comes from a wide range of

used products including

end-of-life cars and

trucks, old newspapers

and magazines, used

appliances, demolished

buildings, used beverage

containers, consumer

goods, and much more.

Scrap generated by the manufacturing process, known as

prompt, prime, or new scrap

, comes in a variety of forms

including metal clippings, stampings, and turnings. Because

new products are continually entering the marketplace, scrap

recyclers need to be extremely innovative in order to keep up

with commodity and end-use market developments. Scrap can

be grouped into categories including:

ferrous scrap

, which

includes items made from iron and steel like old automobiles

and machinery;

nonferrous scrap

made of other metals such

as aluminum, copper, lead, zinc, nickel, and tin;

electronics

scrap

including used TVs, computers, cell phones, and other

electronic equipment; and

nonmetallic scrap

such as

recovered paper and fiber, plastics, rubber and tires, glass, and

textiles.

More than 800 million metric tons of scrap metal, recovered

paper and fiber, plastic scrap, used electronics, and other scrap

commodities are consumed globally each year.
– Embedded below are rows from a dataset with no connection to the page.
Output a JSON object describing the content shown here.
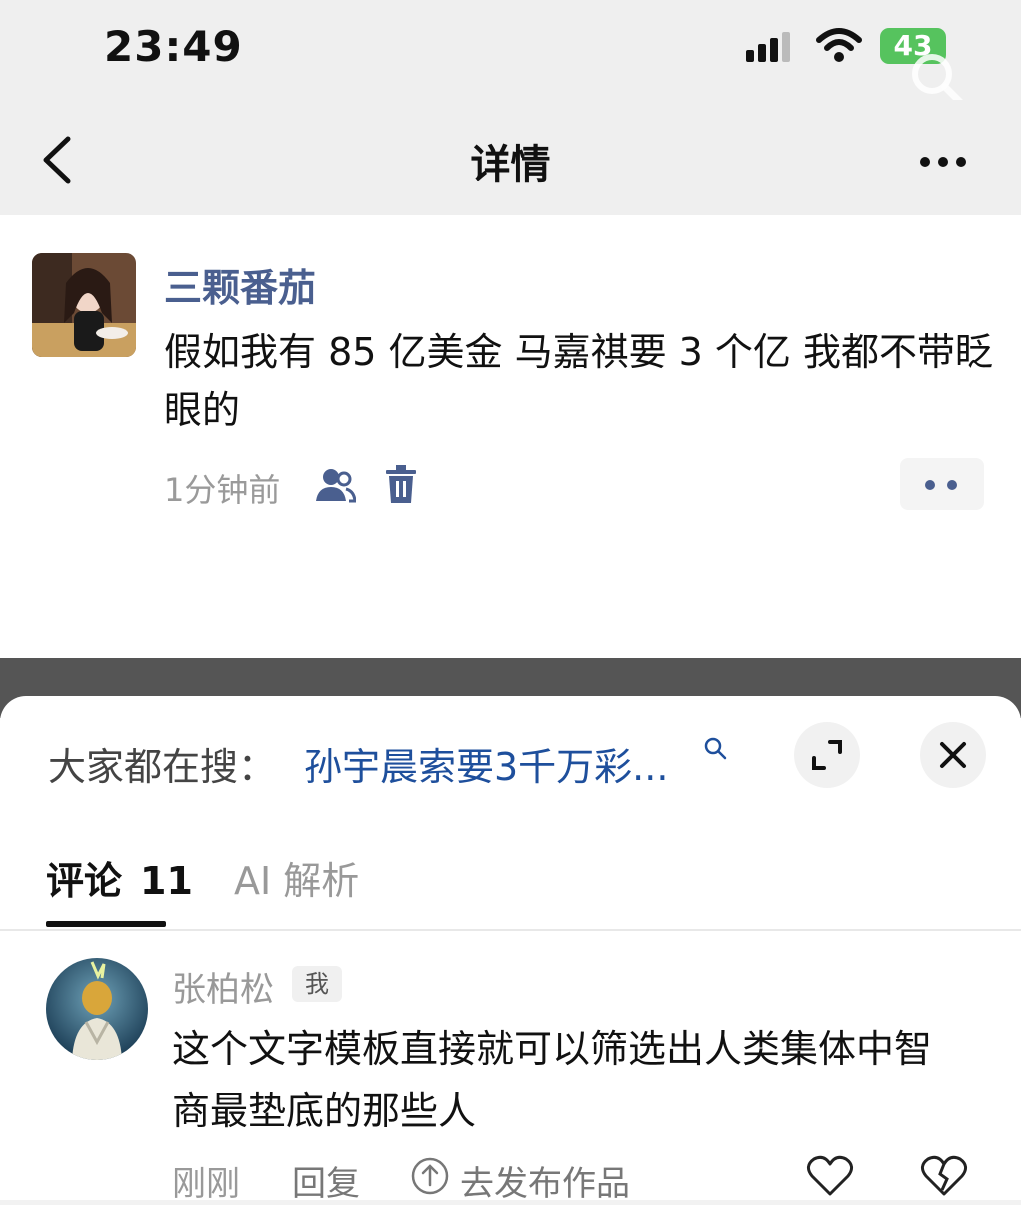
{
  "status_bar": {
    "time": "23:49",
    "battery": "43"
  },
  "nav": {
    "title": "详情"
  },
  "post": {
    "author": "三颗番茄",
    "text": "假如我有 85 亿美金 马嘉祺要 3 个亿 我都不带眨眼的",
    "time_ago": "1分钟前"
  },
  "sheet": {
    "trending_label": "大家都在搜：",
    "trending_query": "孙宇晨索要3千万彩..."
  },
  "tabs": [
    {
      "label": "评论",
      "count": "11",
      "active": true
    },
    {
      "label": "AI 解析",
      "active": false
    }
  ],
  "comment": {
    "author": "张柏松",
    "badge": "我",
    "text": "这个文字模板直接就可以筛选出人类集体中智商最垫底的那些人",
    "time": "刚刚",
    "reply_label": "回复",
    "publish_label": "去发布作品"
  },
  "colors": {
    "link_blue": "#1e4f9c",
    "author_blue": "#4a5f8f",
    "battery_green": "#56c35e"
  },
  "icons": [
    "back-icon",
    "more-icon",
    "search-icon",
    "people-icon",
    "trash-icon",
    "expand-icon",
    "close-icon",
    "up-arrow-circle-icon",
    "heart-icon",
    "broken-heart-icon"
  ]
}
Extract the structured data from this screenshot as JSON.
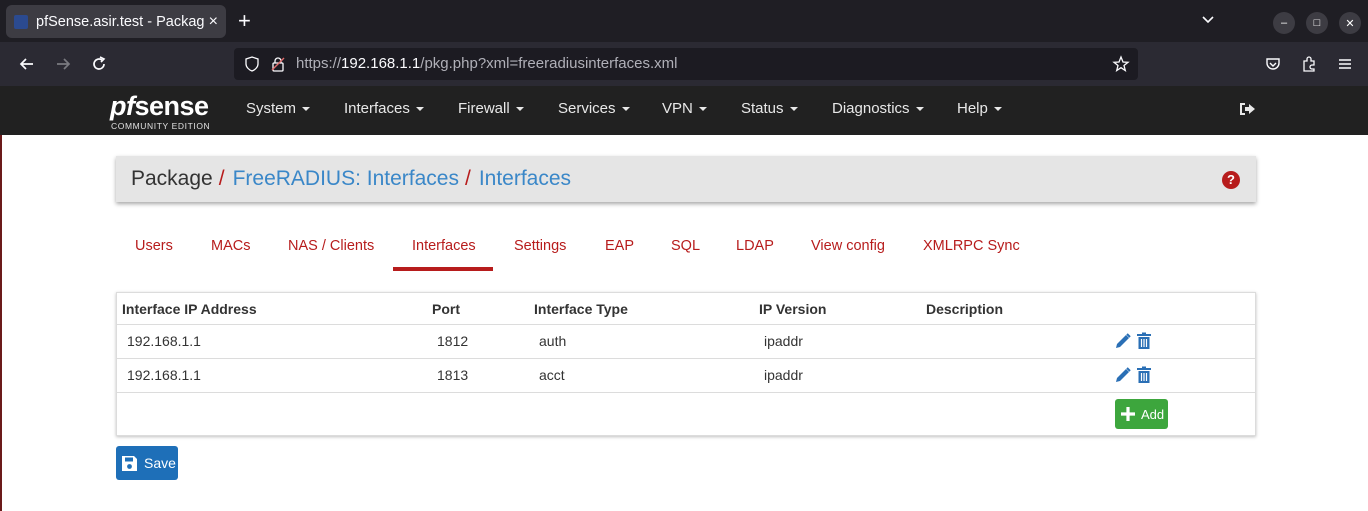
{
  "browser": {
    "tab_title": "pfSense.asir.test - Package",
    "tab_close": "×",
    "new_tab": "+",
    "url_prefix": "https://",
    "url_host": "192.168.1.1",
    "url_path": "/pkg.php?xml=freeradiusinterfaces.xml"
  },
  "logo": {
    "pf": "pf",
    "sense": "sense",
    "edition": "COMMUNITY EDITION"
  },
  "menu": [
    "System",
    "Interfaces",
    "Firewall",
    "Services",
    "VPN",
    "Status",
    "Diagnostics",
    "Help"
  ],
  "breadcrumb": {
    "root": "Package",
    "sep": "/",
    "level1": "FreeRADIUS: Interfaces",
    "level2": "Interfaces",
    "help": "?"
  },
  "tabs": [
    "Users",
    "MACs",
    "NAS / Clients",
    "Interfaces",
    "Settings",
    "EAP",
    "SQL",
    "LDAP",
    "View config",
    "XMLRPC Sync"
  ],
  "active_tab": "Interfaces",
  "table": {
    "headers": [
      "Interface IP Address",
      "Port",
      "Interface Type",
      "IP Version",
      "Description"
    ],
    "rows": [
      [
        "192.168.1.1",
        "1812",
        "auth",
        "ipaddr",
        ""
      ],
      [
        "192.168.1.1",
        "1813",
        "acct",
        "ipaddr",
        ""
      ]
    ]
  },
  "buttons": {
    "add": "Add",
    "save": "Save"
  },
  "colors": {
    "accent_red": "#b71c1c",
    "link_blue": "#3a87c8",
    "add_green": "#3da63d",
    "save_blue": "#1e6fb8",
    "navbar_bg": "#212121"
  }
}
As the world’s

largest supplier of scrap, the United States annually processes

approximately 130

million metric tons

of scrap commodities

per year, providing

vital raw materials to

manufacturers and

helping to fuel global

growth.